There are light-hearted quizzes and games scattered through the week; rumour has it that this year tails were pinned to donkeys after a fish and chip lunch when the seaside came to Beveridge Sreet! Certainly there were ice cream cornets, hook-a-duck, skittles and a chance to paddle!  Videos of past ‘ Holidays at Home’ are usually shown on Saturday afternoons as a background activity to an informal gathering with tea and - yes - more home made cakes. Music ended this July’s programme with the Loughborough Concert Band playing in Holy Trinity Church on Sunday August 1st. This was followed by a short service of Praise where, as usual, favourite well known hymns were sung with great gusto.  For the ‘Holiday at Home’ folk Sunday is not their day of rest, it’s Thursday. Nothing happens on Thursdays as holiday makers may like a rest after the Wednesday outing and get themselves organised for the final three days.  

An unusual extra for this summer’s Holiday was the presence of an Aquabox (get the water theme?). It’s a collection of useful items that a family might need for their survival after a catastrophe such as the house wrecked by hurricane or flooding or tornado or earthquake, etc. The “Homers” were invited to contribute small items to build  up a complete aquabox which will be distributed to a needy family somewhere in the world by the organising charity.

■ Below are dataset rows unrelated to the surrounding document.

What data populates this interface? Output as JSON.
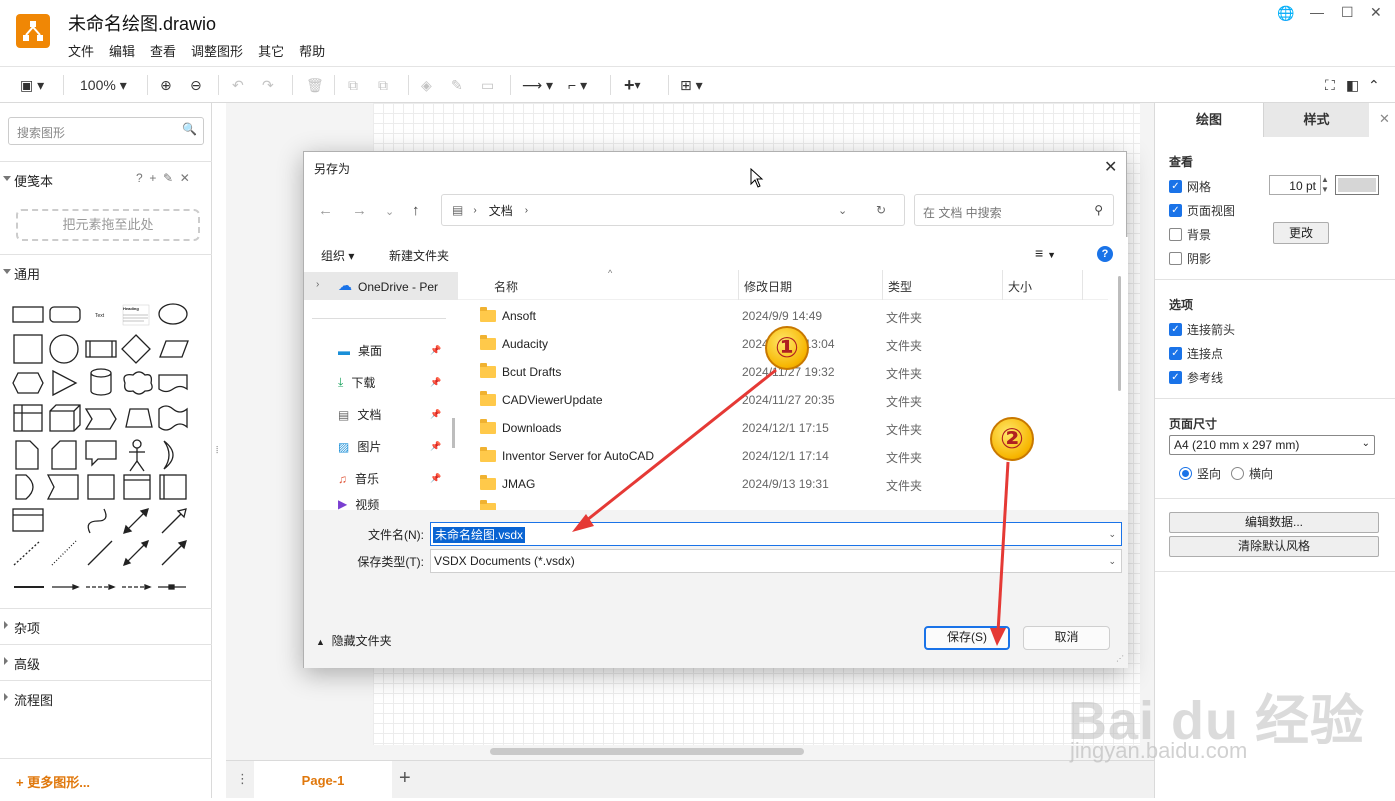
{
  "app": {
    "title": "未命名绘图.drawio",
    "menu": [
      "文件",
      "编辑",
      "查看",
      "调整图形",
      "其它",
      "帮助"
    ]
  },
  "toolbar": {
    "zoom": "100%"
  },
  "sidebar": {
    "search_placeholder": "搜索图形",
    "scratchpad_title": "便笺本",
    "drop_hint": "把元素拖至此处",
    "general_title": "通用",
    "misc_title": "杂项",
    "advanced_title": "高级",
    "flowchart_title": "流程图",
    "more_shapes": "+ 更多图形...",
    "shape_label_text": "Text",
    "shape_label_heading": "Heading"
  },
  "pagebar": {
    "tab": "Page-1"
  },
  "format_panel": {
    "tab_diagram": "绘图",
    "tab_style": "样式",
    "view_title": "查看",
    "grid": "网格",
    "grid_size": "10 pt",
    "page_view": "页面视图",
    "background": "背景",
    "change": "更改",
    "shadow": "阴影",
    "options_title": "选项",
    "connection_arrows": "连接箭头",
    "connection_points": "连接点",
    "guides": "参考线",
    "paper_size_title": "页面尺寸",
    "paper_size": "A4 (210 mm x 297 mm)",
    "portrait": "竖向",
    "landscape": "横向",
    "edit_data": "编辑数据...",
    "clear_style": "清除默认风格"
  },
  "dialog": {
    "title": "另存为",
    "address_folder": "文档",
    "search_placeholder": "在 文档 中搜索",
    "organize": "组织",
    "new_folder": "新建文件夹",
    "nav_items": [
      {
        "label": "OneDrive - Per"
      },
      {
        "label": "桌面"
      },
      {
        "label": "下载"
      },
      {
        "label": "文档"
      },
      {
        "label": "图片"
      },
      {
        "label": "音乐"
      },
      {
        "label": "视频"
      }
    ],
    "columns": {
      "name": "名称",
      "date": "修改日期",
      "type": "类型",
      "size": "大小"
    },
    "files": [
      {
        "name": "Ansoft",
        "date": "2024/9/9 14:49",
        "type": "文件夹"
      },
      {
        "name": "Audacity",
        "date": "2024/11/25 13:04",
        "type": "文件夹"
      },
      {
        "name": "Bcut Drafts",
        "date": "2024/11/27 19:32",
        "type": "文件夹"
      },
      {
        "name": "CADViewerUpdate",
        "date": "2024/11/27 20:35",
        "type": "文件夹"
      },
      {
        "name": "Downloads",
        "date": "2024/12/1 17:15",
        "type": "文件夹"
      },
      {
        "name": "Inventor Server for AutoCAD",
        "date": "2024/12/1 17:14",
        "type": "文件夹"
      },
      {
        "name": "JMAG",
        "date": "2024/9/13 19:31",
        "type": "文件夹"
      }
    ],
    "filename_label": "文件名(N):",
    "filename_value": "未命名绘图.vsdx",
    "filetype_label": "保存类型(T):",
    "filetype_value": "VSDX Documents (*.vsdx)",
    "hide_folders": "隐藏文件夹",
    "save": "保存(S)",
    "cancel": "取消"
  },
  "annotations": {
    "one": "①",
    "two": "②"
  },
  "watermark": {
    "brand": "Bai du 经验",
    "url": "jingyan.baidu.com"
  },
  "colors": {
    "accent": "#f08705",
    "selection": "#0a64d2",
    "arrow": "#e53935"
  }
}
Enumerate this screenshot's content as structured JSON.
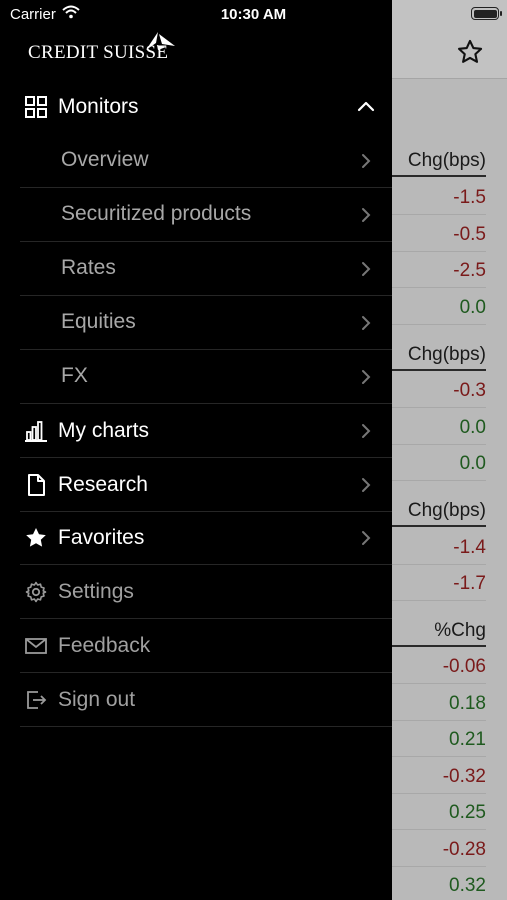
{
  "status_bar": {
    "carrier": "Carrier",
    "time": "10:30 AM"
  },
  "logo": {
    "text": "CREDIT SUISSE"
  },
  "menu": {
    "monitors_label": "Monitors",
    "submenu": [
      {
        "label": "Overview"
      },
      {
        "label": "Securitized products"
      },
      {
        "label": "Rates"
      },
      {
        "label": "Equities"
      },
      {
        "label": "FX"
      }
    ],
    "my_charts_label": "My charts",
    "research_label": "Research",
    "favorites_label": "Favorites",
    "settings_label": "Settings",
    "feedback_label": "Feedback",
    "sign_out_label": "Sign out"
  },
  "background": {
    "headers": [
      "Chg(bps)",
      "Chg(bps)",
      "Chg(bps)",
      "%Chg"
    ],
    "group1": [
      "-1.5",
      "-0.5",
      "-2.5",
      "0.0"
    ],
    "group2": [
      "-0.3",
      "0.0",
      "0.0"
    ],
    "group3": [
      "-1.4",
      "-1.7"
    ],
    "group4": [
      "-0.06",
      "0.18",
      "0.21",
      "-0.32",
      "0.25",
      "-0.28",
      "0.32"
    ]
  },
  "colors": {
    "negative": "#7a1a1a",
    "positive": "#1f5a1f"
  }
}
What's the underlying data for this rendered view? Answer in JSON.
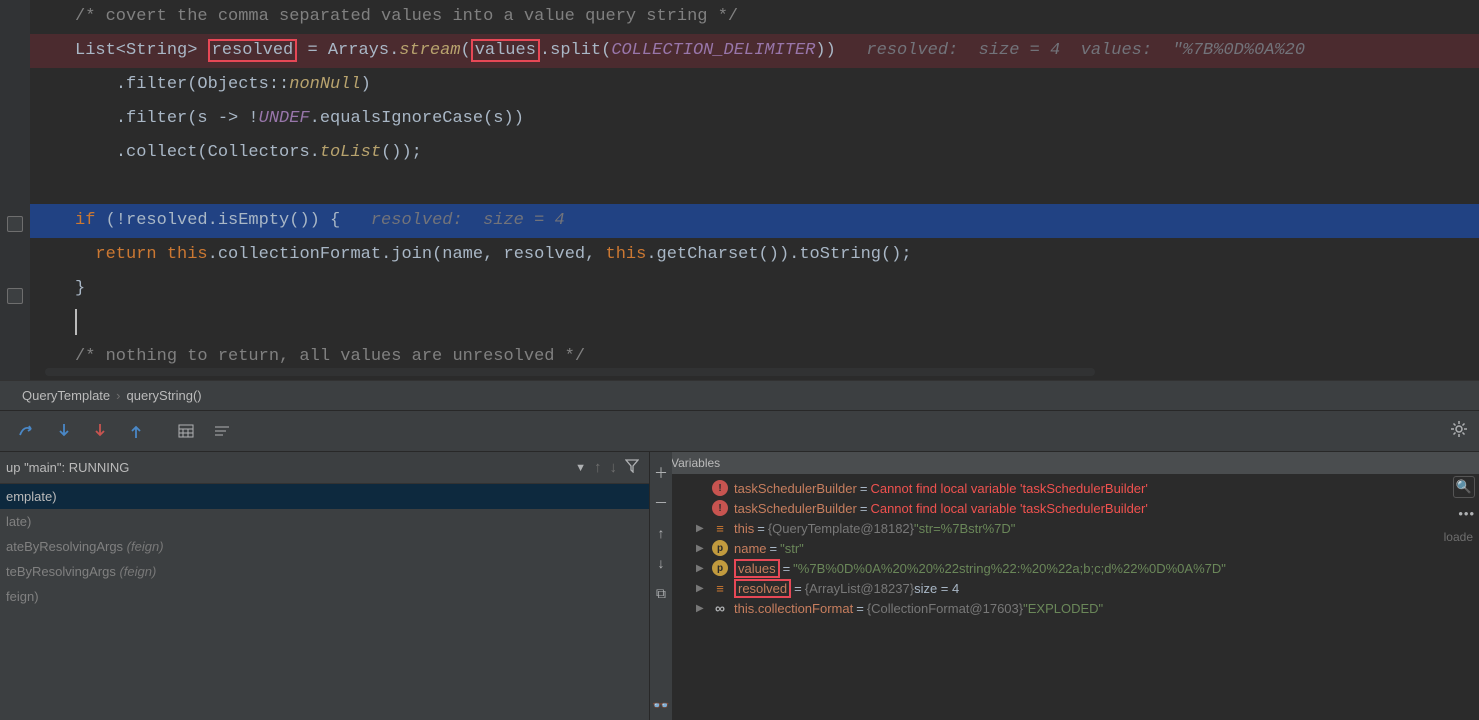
{
  "code": {
    "line1_comment": "/* covert the comma separated values into a value query string */",
    "line2a": "List<String>",
    "line2_resolved": "resolved",
    "line2b": "= Arrays.",
    "line2_stream": "stream",
    "line2c": "(",
    "line2_values": "values",
    "line2d": ".split(",
    "line2_const": "COLLECTION_DELIMITER",
    "line2e": "))",
    "line2_hint": "resolved:  size = 4  values:  \"%7B%0D%0A%20",
    "line3a": ".filter(Objects::",
    "line3b": "nonNull",
    "line3c": ")",
    "line4a": ".filter(s -> !",
    "line4_undef": "UNDEF",
    "line4b": ".equalsIgnoreCase(s))",
    "line5a": ".collect(Collectors.",
    "line5b": "toList",
    "line5c": "());",
    "line7_if": "if",
    "line7a": " (!resolved.isEmpty()) {",
    "line7_hint": "resolved:  size = 4",
    "line8_return": "return",
    "line8_this": "this",
    "line8a": ".collectionFormat.join(name, resolved, ",
    "line8_this2": "this",
    "line8b": ".getCharset()).toString();",
    "line9": "}",
    "line11_comment": "/* nothing to return, all values are unresolved */"
  },
  "breadcrumb": {
    "item1": "QueryTemplate",
    "item2": "queryString()"
  },
  "frames": {
    "thread": "up \"main\": RUNNING",
    "items": [
      {
        "main": "emplate)",
        "pkg": "",
        "selected": true
      },
      {
        "main": "late)",
        "pkg": ""
      },
      {
        "main": "ateByResolvingArgs",
        "pkg": " (feign)"
      },
      {
        "main": "teByResolvingArgs",
        "pkg": " (feign)"
      },
      {
        "main": "feign)",
        "pkg": ""
      }
    ]
  },
  "variables": {
    "title": "Variables",
    "rows": [
      {
        "type": "err",
        "name": "taskSchedulerBuilder",
        "err": "Cannot find local variable 'taskSchedulerBuilder'"
      },
      {
        "type": "err",
        "name": "taskSchedulerBuilder",
        "err": "Cannot find local variable 'taskSchedulerBuilder'"
      },
      {
        "type": "obj",
        "icon": "cell",
        "arrow": true,
        "name": "this",
        "objref": "{QueryTemplate@18182}",
        "str": "\"str=%7Bstr%7D\""
      },
      {
        "type": "str",
        "icon": "param",
        "arrow": true,
        "name": "name",
        "str": "\"str\""
      },
      {
        "type": "str",
        "icon": "param",
        "arrow": true,
        "boxed": true,
        "name": "values",
        "str": "\"%7B%0D%0A%20%20%22string%22:%20%22a;b;c;d%22%0D%0A%7D\""
      },
      {
        "type": "obj",
        "icon": "cell",
        "arrow": true,
        "boxed": true,
        "name": "resolved",
        "objref": "{ArrayList@18237}",
        "plain": " size = 4"
      },
      {
        "type": "obj",
        "icon": "infinity",
        "arrow": true,
        "name": "this.collectionFormat",
        "objref": "{CollectionFormat@17603}",
        "str": "\"EXPLODED\""
      }
    ],
    "right_label": "loade"
  }
}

 So, if you are in your 60’s 70’s 80’s or 90’s , like the sound of what you’ve read and think you would enjoy Holiday at Home 2011 call Judith Morrison on 412770  or send her an e-mail  sunup26@tiscali.co.uk . She’d love to hear from you.

I would particularly like to thank Beryl Harriman,  Denis Hudson, Josie and Fred Faulkner and Tom Mitchell for help in the writing of this article. 

Gaynor Barton